> _WORK INSTRUCTION_: Return every line of the data exactly as it appears.
"""
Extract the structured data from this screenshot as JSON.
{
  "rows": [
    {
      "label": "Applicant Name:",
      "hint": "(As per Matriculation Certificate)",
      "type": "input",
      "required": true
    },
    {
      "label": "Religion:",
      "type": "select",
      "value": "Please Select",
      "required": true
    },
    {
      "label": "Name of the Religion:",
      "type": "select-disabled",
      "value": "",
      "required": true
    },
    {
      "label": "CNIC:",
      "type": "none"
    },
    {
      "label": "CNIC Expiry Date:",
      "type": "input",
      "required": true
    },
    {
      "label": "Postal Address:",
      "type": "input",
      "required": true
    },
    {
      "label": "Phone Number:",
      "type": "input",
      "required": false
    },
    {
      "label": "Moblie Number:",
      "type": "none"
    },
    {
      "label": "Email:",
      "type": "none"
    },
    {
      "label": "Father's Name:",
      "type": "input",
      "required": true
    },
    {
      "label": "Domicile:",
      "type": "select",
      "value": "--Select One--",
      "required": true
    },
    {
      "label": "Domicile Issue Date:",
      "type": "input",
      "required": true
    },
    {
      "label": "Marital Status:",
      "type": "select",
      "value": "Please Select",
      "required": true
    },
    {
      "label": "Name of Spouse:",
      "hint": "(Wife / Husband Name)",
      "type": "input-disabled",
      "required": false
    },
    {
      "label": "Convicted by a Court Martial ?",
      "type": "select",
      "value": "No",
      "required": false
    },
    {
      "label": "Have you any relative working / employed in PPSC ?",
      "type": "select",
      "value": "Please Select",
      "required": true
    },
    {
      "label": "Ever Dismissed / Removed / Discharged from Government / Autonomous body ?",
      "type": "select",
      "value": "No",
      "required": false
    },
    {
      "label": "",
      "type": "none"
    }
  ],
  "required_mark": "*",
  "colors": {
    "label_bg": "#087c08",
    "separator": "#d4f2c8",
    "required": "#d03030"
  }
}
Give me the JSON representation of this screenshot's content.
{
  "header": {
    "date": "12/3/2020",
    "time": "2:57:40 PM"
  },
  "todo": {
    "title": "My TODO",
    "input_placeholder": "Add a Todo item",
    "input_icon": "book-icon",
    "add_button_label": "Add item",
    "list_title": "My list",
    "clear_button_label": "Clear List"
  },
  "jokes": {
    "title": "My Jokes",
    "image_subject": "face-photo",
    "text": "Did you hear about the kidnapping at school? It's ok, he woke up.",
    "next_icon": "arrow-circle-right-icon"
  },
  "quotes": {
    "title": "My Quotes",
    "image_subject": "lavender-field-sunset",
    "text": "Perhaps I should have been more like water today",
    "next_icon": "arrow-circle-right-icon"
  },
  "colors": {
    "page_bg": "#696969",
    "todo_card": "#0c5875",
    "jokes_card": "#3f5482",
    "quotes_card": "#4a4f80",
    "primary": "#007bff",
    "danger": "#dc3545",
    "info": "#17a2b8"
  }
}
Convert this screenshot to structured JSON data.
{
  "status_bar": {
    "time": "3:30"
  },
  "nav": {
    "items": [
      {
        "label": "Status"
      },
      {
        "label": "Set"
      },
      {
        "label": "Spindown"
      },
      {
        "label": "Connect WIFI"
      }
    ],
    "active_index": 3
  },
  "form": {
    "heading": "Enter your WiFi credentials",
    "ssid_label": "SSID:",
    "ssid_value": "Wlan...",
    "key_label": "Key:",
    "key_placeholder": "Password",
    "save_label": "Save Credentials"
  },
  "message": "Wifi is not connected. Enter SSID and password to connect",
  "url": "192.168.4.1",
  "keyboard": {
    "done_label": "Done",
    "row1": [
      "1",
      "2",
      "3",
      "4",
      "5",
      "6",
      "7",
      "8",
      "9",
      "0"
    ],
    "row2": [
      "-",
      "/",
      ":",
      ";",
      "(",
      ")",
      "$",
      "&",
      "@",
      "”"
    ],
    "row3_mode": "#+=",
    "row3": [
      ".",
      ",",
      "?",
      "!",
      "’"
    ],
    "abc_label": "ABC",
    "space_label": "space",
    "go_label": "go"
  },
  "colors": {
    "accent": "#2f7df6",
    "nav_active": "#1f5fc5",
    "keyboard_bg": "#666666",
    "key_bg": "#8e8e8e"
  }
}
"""
> _ANSWER TO THIS PROBLEM_:
Extract the structured data from this screenshot as JSON.
{
  "rows": [
    {
      "label": "Applicant Name:",
      "hint": "(As per Matriculation Certificate)",
      "type": "input",
      "required": true
    },
    {
      "label": "Religion:",
      "type": "select",
      "value": "Please Select",
      "required": true
    },
    {
      "label": "Name of the Religion:",
      "type": "select-disabled",
      "value": "",
      "required": true
    },
    {
      "label": "CNIC:",
      "type": "none"
    },
    {
      "label": "CNIC Expiry Date:",
      "type": "input",
      "required": true
    },
    {
      "label": "Postal Address:",
      "type": "input",
      "required": true
    },
    {
      "label": "Phone Number:",
      "type": "input",
      "required": false
    },
    {
      "label": "Moblie Number:",
      "type": "none"
    },
    {
      "label": "Email:",
      "type": "none"
    },
    {
      "label": "Father's Name:",
      "type": "input",
      "required": true
    },
    {
      "label": "Domicile:",
      "type": "select",
      "value": "--Select One--",
      "required": true
    },
    {
      "label": "Domicile Issue Date:",
      "type": "input",
      "required": true
    },
    {
      "label": "Marital Status:",
      "type": "select",
      "value": "Please Select",
      "required": true
    },
    {
      "label": "Name of Spouse:",
      "hint": "(Wife / Husband Name)",
      "type": "input-disabled",
      "required": false
    },
    {
      "label": "Convicted by a Court Martial ?",
      "type": "select",
      "value": "No",
      "required": false
    },
    {
      "label": "Have you any relative working / employed in PPSC ?",
      "type": "select",
      "value": "Please Select",
      "required": true
    },
    {
      "label": "Ever Dismissed / Removed / Discharged from Government / Autonomous body ?",
      "type": "select",
      "value": "No",
      "required": false
    },
    {
      "label": "",
      "type": "none"
    }
  ],
  "required_mark": "*",
  "colors": {
    "label_bg": "#087c08",
    "separator": "#d4f2c8",
    "required": "#d03030"
  }
}
Give me the JSON representation of this screenshot's content.
{
  "header": {
    "date": "12/3/2020",
    "time": "2:57:40 PM"
  },
  "todo": {
    "title": "My TODO",
    "input_placeholder": "Add a Todo item",
    "input_icon": "book-icon",
    "add_button_label": "Add item",
    "list_title": "My list",
    "clear_button_label": "Clear List"
  },
  "jokes": {
    "title": "My Jokes",
    "image_subject": "face-photo",
    "text": "Did you hear about the kidnapping at school? It's ok, he woke up.",
    "next_icon": "arrow-circle-right-icon"
  },
  "quotes": {
    "title": "My Quotes",
    "image_subject": "lavender-field-sunset",
    "text": "Perhaps I should have been more like water today",
    "next_icon": "arrow-circle-right-icon"
  },
  "colors": {
    "page_bg": "#696969",
    "todo_card": "#0c5875",
    "jokes_card": "#3f5482",
    "quotes_card": "#4a4f80",
    "primary": "#007bff",
    "danger": "#dc3545",
    "info": "#17a2b8"
  }
}
Convert this screenshot to structured JSON data.
{
  "status_bar": {
    "time": "3:30"
  },
  "nav": {
    "items": [
      {
        "label": "Status"
      },
      {
        "label": "Set"
      },
      {
        "label": "Spindown"
      },
      {
        "label": "Connect WIFI"
      }
    ],
    "active_index": 3
  },
  "form": {
    "heading": "Enter your WiFi credentials",
    "ssid_label": "SSID:",
    "ssid_value": "Wlan...",
    "key_label": "Key:",
    "key_placeholder": "Password",
    "save_label": "Save Credentials"
  },
  "message": "Wifi is not connected. Enter SSID and password to connect",
  "url": "192.168.4.1",
  "keyboard": {
    "done_label": "Done",
    "row1": [
      "1",
      "2",
      "3",
      "4",
      "5",
      "6",
      "7",
      "8",
      "9",
      "0"
    ],
    "row2": [
      "-",
      "/",
      ":",
      ";",
      "(",
      ")",
      "$",
      "&",
      "@",
      "”"
    ],
    "row3_mode": "#+=",
    "row3": [
      ".",
      ",",
      "?",
      "!",
      "’"
    ],
    "abc_label": "ABC",
    "space_label": "space",
    "go_label": "go"
  },
  "colors": {
    "accent": "#2f7df6",
    "nav_active": "#1f5fc5",
    "keyboard_bg": "#666666",
    "key_bg": "#8e8e8e"
  }
}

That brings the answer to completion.